It’s a very beautiful place, but outrageously expensive. Brazilians feel Argentine tourists cause prices to inflate, the same way that we feel American tourists do in Canada.
Tired, we headed back to Tramandai and Tania’s condo. While walking along the strip in Tramandai, I spotted a friend from the Moto-Café. Chardo (also a long distance voyager), who published a fascinating book about his 10,000 km trip on a Suzuki DR800 to Machu Picchou (the famous “Lost City of the Inca”), and his crossing of the huge Atacama Desert.
|The latest in scooter sound systems …|
We also had some interesting discussions about the possibility of setting up some motorcycle tours between Canada and Brazil. My main concern would be turning a bunch of Canadians loose on the streets here (insurance and liability concerns). I have taken several forays into Latin America, and am still a babe in the woods, in spite of clocking up over a million motorcycling kms since 1967. Just when I’m feeling like I’ve got it sussed, some Brazilian riding a 125cc Titan, dressed in shorts and wearing foam flip flop sandals, humbles me.
Riding and survival skills are much higher here than they are in North America. Brazilians would pick up a hell of a lot of traffic violations there with their lane filtering, passing on the shoulder, on-coming-traffic lane splitting or their idea of a safe load ……
|Paul and Otto|
After a pleasant dinner, we said our goodbyes to Chardo and started back to the condo. Stopping to take a look at a sharp looking bike, had the owner (Otto) came over to investigate who we were. As soon as he found out that we were Canadian, he told us to stay put and promptly tore off to get us some of his club decals, scaring the hell out of some pedestrians in the process.
Five minutes later, we could hear him returning, long before he came into sight. Otto turned out to be a very interesting man; a former racetrack competitor, who had survived a 290kph crash on the track and had the scars to prove it. A man so in love with motorcycling to the point where his wife said he could chose between riding and her.

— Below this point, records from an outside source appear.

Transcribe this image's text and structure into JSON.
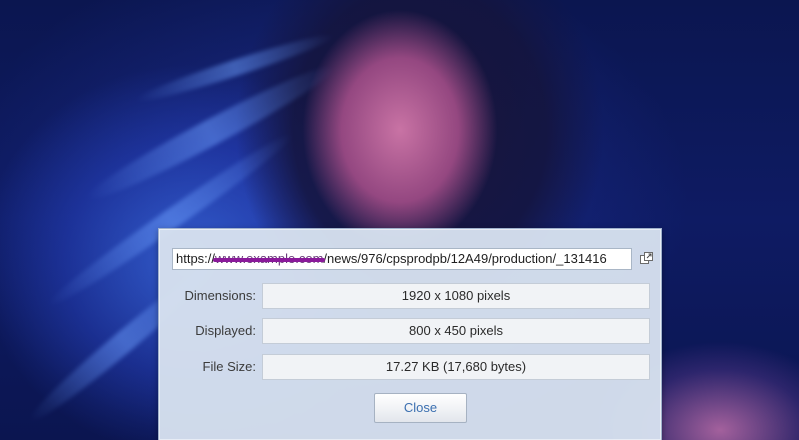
{
  "dialog": {
    "url": {
      "prefix": "https://",
      "redacted": "www.example.com",
      "rest": "/news/976/cpsprodpb/12A49/production/_131416"
    },
    "open_icon": "open-in-new-window-icon",
    "fields": {
      "dimensions": {
        "label": "Dimensions:",
        "value": "1920 x 1080 pixels"
      },
      "displayed": {
        "label": "Displayed:",
        "value": "800 x 450 pixels"
      },
      "file_size": {
        "label": "File Size:",
        "value": "17.27 KB (17,680 bytes)"
      }
    },
    "close_label": "Close"
  },
  "colors": {
    "background": "#0d1a5c",
    "dialog_bg": "#d6e0ee",
    "button_text": "#3b6fb0",
    "redaction": "#8a1a9a"
  }
}
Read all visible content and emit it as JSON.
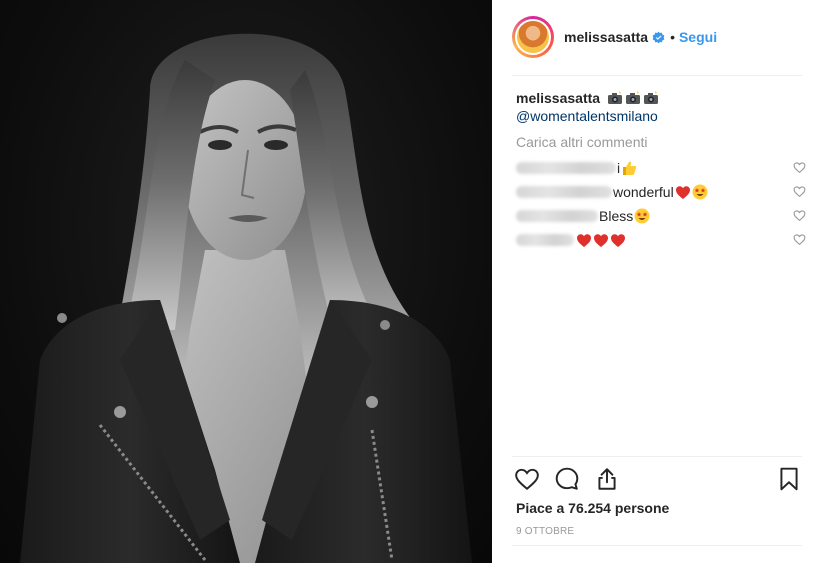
{
  "header": {
    "username": "melissasatta",
    "separator": "•",
    "follow_label": "Segui"
  },
  "caption": {
    "username": "melissasatta",
    "emoji_icons": [
      "camera-with-flash-icon",
      "camera-with-flash-icon",
      "camera-with-flash-icon"
    ],
    "mention": "@womentalentsmilano"
  },
  "load_more": "Carica altri commenti",
  "comments": [
    {
      "username": "[blurred]",
      "text": "i",
      "emoji": [
        "thumbs-up-icon"
      ]
    },
    {
      "username": "_model_team_",
      "text": " wonderful",
      "emoji": [
        "red-heart-icon",
        "star-struck-icon"
      ]
    },
    {
      "username": "[blurred]",
      "text": "Bless",
      "emoji": [
        "star-struck-icon"
      ]
    },
    {
      "username": "[blurred]",
      "text": " ",
      "emoji": [
        "red-heart-icon",
        "red-heart-icon",
        "red-heart-icon"
      ]
    }
  ],
  "likes": "Piace a 76.254 persone",
  "date": "9 OTTOBRE",
  "colors": {
    "link_blue": "#3897f0",
    "mention_blue": "#003569",
    "muted_gray": "#999999",
    "text_dark": "#262626",
    "divider": "#efefef"
  }
}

He has now put over 48,000 km on his bike, travelling all over South America .. sans wife. He told us about his club, which has branches all over Brazil, and their interesting custom of hospitality. When visiting another club, one is not allowed to pay for anything, as you are the guest. This reciprocal hospitality makes a lot of sense, as the locals know where to get the best priced service, accommodations, food, etc. I think such a touring club would be great in North America! (I found Vancouver a bit like that – ‘arris).
We left Tramandai the next morning. Think of a clear hot day in Canada. Pretty, puffy cumulus clouds against a blue background. Getting on your bike, before the heat of the day, to ride 50K of twisty roads in the hills. Yes folks, another day in Brazil.
Ahhh… it was good to get home to Canoas after four days on the road. I can still hear and feel the sweet sound of my CB450 echoing off the rock cuts, as we laid down low and pulled hard on the revs through the corners.
Keep the rubber down folks.
Regards from Brazil,
Richard (Wanderer), Tania & Paul (Geets)